For its Elops 120 E, Decathlon promises an autonomy of 30 kilometers with the highest level of assistance, even 60 kilometers with the lightest assistance mode. This mode propels you at a low speed of 15 km/h. These figures are based on a 70-kg cyclist on a flat course.
The 30 km range still seems to be too limited to enjoy an optimal rider experience. With 30 kilometers, one will have to recharge very regularly.
For example, if you ride 10 kilometers to work, then 10 kilometers back home, you will have to systematically recharge your e-bike on your way back home, at the risk of running out of fuel the next day when you return to the office. Above all, the assistance loses slightly in power (speed limited to 22 km/h) when autonomy approaches zero – at least on the last 3 or 4 kilometers. This is disappointing since you don’t even get the full 30 km.
Of course, the 799 euros required for the purchase force concessions, but Elops 120 E would have deserved at least 40 kilometers of autonomy, if not 50 kilometers, to become a small must-have. Fortunately, the battery is removable, which comes in handy since you can recharge it from just about anywhere.

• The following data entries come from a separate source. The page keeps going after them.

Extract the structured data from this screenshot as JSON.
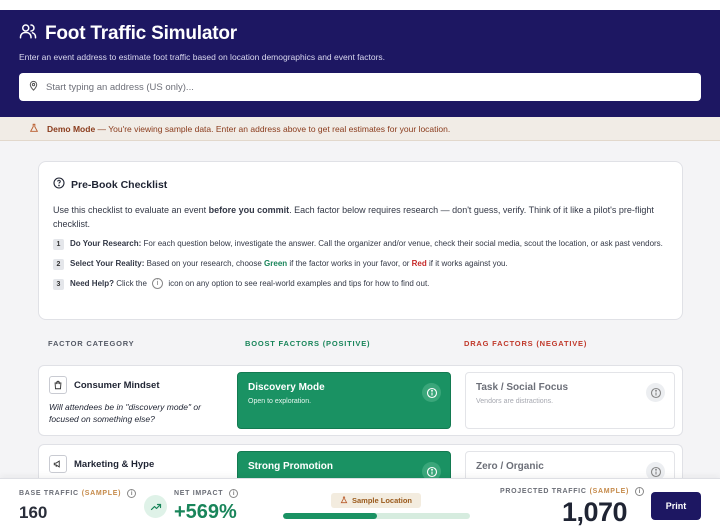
{
  "header": {
    "title": "Foot Traffic Simulator",
    "subtitle": "Enter an event address to estimate foot traffic based on location demographics and event factors.",
    "address_placeholder": "Start typing an address (US only)..."
  },
  "demo_banner": {
    "bold": "Demo Mode",
    "text": " — You're viewing sample data. Enter an address above to get real estimates for your location."
  },
  "checklist": {
    "title": "Pre-Book Checklist",
    "intro_1": "Use this checklist to evaluate an event ",
    "intro_bold": "before you commit",
    "intro_2": ". Each factor below requires research — don't guess, verify. Think of it like a pilot's pre-flight checklist.",
    "steps": [
      {
        "num": "1",
        "bold": "Do Your Research:",
        "text": " For each question below, investigate the answer. Call the organizer and/or venue, check their social media, scout the location, or ask past vendors."
      },
      {
        "num": "2",
        "bold": "Select Your Reality:",
        "text_a": " Based on your research, choose ",
        "green": "Green",
        "text_b": " if the factor works in your favor, or ",
        "red": "Red",
        "text_c": " if it works against you."
      },
      {
        "num": "3",
        "bold": "Need Help?",
        "text_a": " Click the ",
        "text_b": " icon on any option to see real-world examples and tips for how to find out."
      }
    ]
  },
  "columns": {
    "category": "FACTOR CATEGORY",
    "boost": "BOOST FACTORS (POSITIVE)",
    "drag_a": "DRAG FACTORS (",
    "drag_b": "NEGATIVE",
    "drag_c": ")"
  },
  "factors": [
    {
      "name": "Consumer Mindset",
      "question": "Will attendees be in \"discovery mode\" or focused on something else?",
      "icon": "shopping-bag-icon",
      "boost": {
        "title": "Discovery Mode",
        "sub": "Open to exploration."
      },
      "drag": {
        "title": "Task / Social Focus",
        "sub": "Vendors are distractions."
      }
    },
    {
      "name": "Marketing & Hype",
      "icon": "megaphone-icon",
      "boost": {
        "title": "Strong Promotion"
      },
      "drag": {
        "title": "Zero / Organic"
      }
    }
  ],
  "footer": {
    "base_label": "BASE TRAFFIC",
    "sample_tag": "(SAMPLE)",
    "base_value": "160",
    "impact_label": "NET IMPACT",
    "impact_value": "+569%",
    "sample_location": "Sample Location",
    "impact_bar_fraction": 0.5,
    "projected_label": "PROJECTED TRAFFIC",
    "projected_value": "1,070",
    "print_label": "Print"
  },
  "colors": {
    "brand": "#1d1762",
    "boost": "#1a9263",
    "drag": "#c0392b",
    "demo": "#8a3b1c"
  }
}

If you only have 5 kilometers left when you get to work in the morning, you can just take the charger with you and plug the bike in for part of the day and be ready to go in the evening. This is a useful alternative, but it requires you to take the charger with you. To remove the battery, it is necessary to unlock it with a key to be inserted in a latch.
Running out of battery is not really an option considering the weight of the e-bike: 25.9 kilos. Finally, you should know that the battery takes about 5 hours to reach 100%. You will have to be very patient… to find only 30 kilometers of autonomy.
Price and availability of Decathlon Elops 120E
Decathlon Elops 120 E is available on the official website of Decathlon at a price of 799 euros. E-bike’s frame and fork are guaranteed for life. Other parts are guaranteed for two years “under normal use of the e-bike,” says the product sheet.
Decathlon Elops 120E datasheet
|Maximum speed||25 km/h|
|Motor power||250 watts|
|Number of assistance levels||5|
|Announced autonomy||60 km|
|Announced charge time||300 min|
|Max riding weight||125 kg|
Final test score: 8 /10
At 799 euros, the Decathlon Elops 120 E is an electric bike that will suit most riders looking for an affordable and classic product. Don’t look for a sensation of speed and a sporty ride that goes with it, this model wasn’t designed to provide that.
Intended for the city, this e-bicycle stands out with its nice set of accessories and comfort that is quite adequate for its price.
Its entry-level transmission meets expectations and does not derail the chain. On the other hand, the choice of the rotation sensor is questionable: electric driving is less natural and pleasant than with a torque sensor. Despite v-shape brakes, the braking quality is satisfactory on dry ground.
The most disturbing drawback is autonomy. You get about 30 kilometers with the most powerful level of assistance. This is a little too limited if you use your e-bike daily, and it will force you to recharge the battery every two days, if not every day, for the most active. Its very slim shape and its weight of 25.9 kg are also to be taken into account.
Read also: Check out reviews of popular models of electric bikes.